Hear, Hear: An online magazine about creative entrepreneurs and small business owners
I was walking up Broadway with C — this was back in November 2006 — when the idea popped into my head that I should relaunch Young Pioneers as a magazine about creative entrepreneurs and unconventional small business owners. We had just left the Strand, where I’d picked up a cheap review copy of a book titled Brewing Up a Business: Adventures in Entrepreneurship from the Founder of Dogfish Head Craft Brewery.
I can’t say for sure, but it seems likely that the book’s concept — unconventional entrepreneurship can be creative, positive, and even fun — was probably responsible for putting the idea into my head in the first place.
To be honest, I don’t know all that much about business. I never studied it in college, and aside from the fact that I technically operate a small business because I work as a self-employed freelance journalist, this entrepreneurial stuff is all very new to me. So naturally, once I committed myself to the idea of relaunching, I also hit the local libraries and bookstores, where I started gathering information about things like state licenses, business plans, and tax law. I also tried to discover if any publications existed that were similar in spirit to the one I wanted to create. For the purpose of simplicity, I’ve been limiting my search to the United States and Canada. And as far as the newsstand is concerned, I haven’t found any publication, with the exception of certain articles in Fast Company and bits and pieces of Inc., Business 2.0, and FSB, that approaches business editorial with the same attitude I intend to on the pages of Young Pioneers.
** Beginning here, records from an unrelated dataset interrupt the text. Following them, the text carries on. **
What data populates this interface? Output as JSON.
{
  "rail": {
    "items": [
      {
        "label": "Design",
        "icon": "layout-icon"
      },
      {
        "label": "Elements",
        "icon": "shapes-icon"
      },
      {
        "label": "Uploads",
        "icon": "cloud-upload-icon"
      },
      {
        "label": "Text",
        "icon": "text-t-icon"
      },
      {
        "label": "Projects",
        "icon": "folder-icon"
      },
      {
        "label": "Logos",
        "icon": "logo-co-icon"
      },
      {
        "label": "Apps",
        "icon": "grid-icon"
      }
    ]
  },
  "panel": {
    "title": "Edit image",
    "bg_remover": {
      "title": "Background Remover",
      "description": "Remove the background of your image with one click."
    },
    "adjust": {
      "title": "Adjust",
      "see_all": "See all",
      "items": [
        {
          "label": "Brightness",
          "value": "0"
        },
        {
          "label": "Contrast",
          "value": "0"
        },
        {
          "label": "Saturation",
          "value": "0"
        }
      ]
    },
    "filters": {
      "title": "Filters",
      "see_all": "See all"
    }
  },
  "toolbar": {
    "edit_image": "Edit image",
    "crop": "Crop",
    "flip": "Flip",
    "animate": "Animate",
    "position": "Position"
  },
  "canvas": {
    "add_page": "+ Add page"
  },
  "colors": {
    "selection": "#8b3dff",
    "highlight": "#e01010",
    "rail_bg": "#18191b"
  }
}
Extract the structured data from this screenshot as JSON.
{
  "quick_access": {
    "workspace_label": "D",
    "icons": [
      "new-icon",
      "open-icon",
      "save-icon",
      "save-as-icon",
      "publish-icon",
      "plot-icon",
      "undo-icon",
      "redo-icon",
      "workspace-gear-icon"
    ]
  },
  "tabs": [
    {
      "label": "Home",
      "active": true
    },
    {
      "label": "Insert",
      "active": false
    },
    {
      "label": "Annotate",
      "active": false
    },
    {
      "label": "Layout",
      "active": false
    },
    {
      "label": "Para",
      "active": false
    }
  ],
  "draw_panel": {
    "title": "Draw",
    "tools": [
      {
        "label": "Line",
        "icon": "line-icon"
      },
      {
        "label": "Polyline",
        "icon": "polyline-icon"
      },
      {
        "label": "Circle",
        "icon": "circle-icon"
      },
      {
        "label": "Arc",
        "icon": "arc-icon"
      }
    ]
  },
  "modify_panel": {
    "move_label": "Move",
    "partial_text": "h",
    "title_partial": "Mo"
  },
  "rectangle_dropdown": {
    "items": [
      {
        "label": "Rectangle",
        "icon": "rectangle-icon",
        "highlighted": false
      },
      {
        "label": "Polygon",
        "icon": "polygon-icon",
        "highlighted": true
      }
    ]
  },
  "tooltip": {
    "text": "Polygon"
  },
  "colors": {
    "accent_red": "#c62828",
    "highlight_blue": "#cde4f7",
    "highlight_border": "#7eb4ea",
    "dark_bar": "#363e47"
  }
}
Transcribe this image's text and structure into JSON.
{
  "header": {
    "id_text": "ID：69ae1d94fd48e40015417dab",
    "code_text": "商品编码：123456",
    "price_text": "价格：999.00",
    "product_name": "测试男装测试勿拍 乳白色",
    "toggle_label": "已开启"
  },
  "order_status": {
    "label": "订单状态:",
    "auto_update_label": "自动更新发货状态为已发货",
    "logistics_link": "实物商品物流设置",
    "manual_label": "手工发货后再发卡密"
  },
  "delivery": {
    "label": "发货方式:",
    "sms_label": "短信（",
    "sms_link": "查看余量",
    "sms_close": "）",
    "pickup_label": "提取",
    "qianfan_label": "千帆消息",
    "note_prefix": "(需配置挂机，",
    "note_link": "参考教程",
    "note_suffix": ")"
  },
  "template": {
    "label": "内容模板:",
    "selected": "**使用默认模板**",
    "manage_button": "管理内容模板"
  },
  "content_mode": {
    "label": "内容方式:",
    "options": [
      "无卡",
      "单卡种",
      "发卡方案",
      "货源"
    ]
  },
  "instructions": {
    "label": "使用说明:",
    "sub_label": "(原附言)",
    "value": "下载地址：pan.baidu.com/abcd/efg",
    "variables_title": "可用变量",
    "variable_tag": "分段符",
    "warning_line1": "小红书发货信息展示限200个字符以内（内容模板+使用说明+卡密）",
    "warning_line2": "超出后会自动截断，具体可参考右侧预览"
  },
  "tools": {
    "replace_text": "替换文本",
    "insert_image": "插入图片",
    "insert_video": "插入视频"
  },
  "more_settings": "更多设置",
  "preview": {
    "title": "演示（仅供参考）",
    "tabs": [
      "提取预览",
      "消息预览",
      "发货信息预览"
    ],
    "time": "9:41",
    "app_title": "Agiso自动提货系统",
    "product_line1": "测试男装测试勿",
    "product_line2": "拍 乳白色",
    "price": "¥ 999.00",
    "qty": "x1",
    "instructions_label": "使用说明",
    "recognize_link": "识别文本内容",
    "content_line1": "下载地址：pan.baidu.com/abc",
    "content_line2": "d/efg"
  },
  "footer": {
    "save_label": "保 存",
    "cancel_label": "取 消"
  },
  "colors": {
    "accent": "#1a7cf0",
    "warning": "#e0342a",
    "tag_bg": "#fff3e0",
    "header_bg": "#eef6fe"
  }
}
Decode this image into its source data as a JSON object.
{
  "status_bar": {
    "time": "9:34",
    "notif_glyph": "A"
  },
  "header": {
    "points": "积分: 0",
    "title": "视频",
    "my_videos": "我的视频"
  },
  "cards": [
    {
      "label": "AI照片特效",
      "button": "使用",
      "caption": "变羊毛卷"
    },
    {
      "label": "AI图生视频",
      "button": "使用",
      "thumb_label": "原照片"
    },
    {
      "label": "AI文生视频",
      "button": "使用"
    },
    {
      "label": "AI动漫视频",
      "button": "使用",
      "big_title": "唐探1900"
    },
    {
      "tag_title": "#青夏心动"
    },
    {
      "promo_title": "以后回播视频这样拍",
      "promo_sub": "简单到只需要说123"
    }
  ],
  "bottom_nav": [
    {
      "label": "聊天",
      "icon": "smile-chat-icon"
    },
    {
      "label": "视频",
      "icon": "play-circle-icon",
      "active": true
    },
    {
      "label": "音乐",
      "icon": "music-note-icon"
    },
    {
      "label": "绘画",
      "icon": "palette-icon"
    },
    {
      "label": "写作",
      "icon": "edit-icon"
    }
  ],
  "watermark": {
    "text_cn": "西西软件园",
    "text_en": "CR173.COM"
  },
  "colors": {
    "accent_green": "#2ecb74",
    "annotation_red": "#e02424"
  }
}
But when it comes to the internet, it’s a slightly different story.
Last week, I was checking my email at a youth hostel in Prague, of all places, and I somehow stumbled upon an online publication called Hear, Hear: Intelligence for Small Business. The site is operated by two guys who run a design studio in New York City, and the handful of interviews they’ve posted with other entrepreneurial types (musicians, designers, textile mavericks, etc.) are simply priceless.
I especially like the fact that Hear, Hear was launched for largely altruistic reasons. According to information posted on the publication’s website, at any rate, the idea was simply to share knowledge and resources with other entrepreneurs — or would-be entrepreneurs — who might be struggling along the path to success. In other words, Hear, Hear seems to view its business peers not as competitors, but rather as fellow pioneers with whom to share ideas and resources. Take a look at the group’s mission statement:
Hear, Hear is an online publication for small business owners, freelancers, and other like-minded people. We publish new findings on the web (articles, tools, how-tos), we interview interesting people and businesses, and compile useful references for our readers to help them succeed in running their own businesses.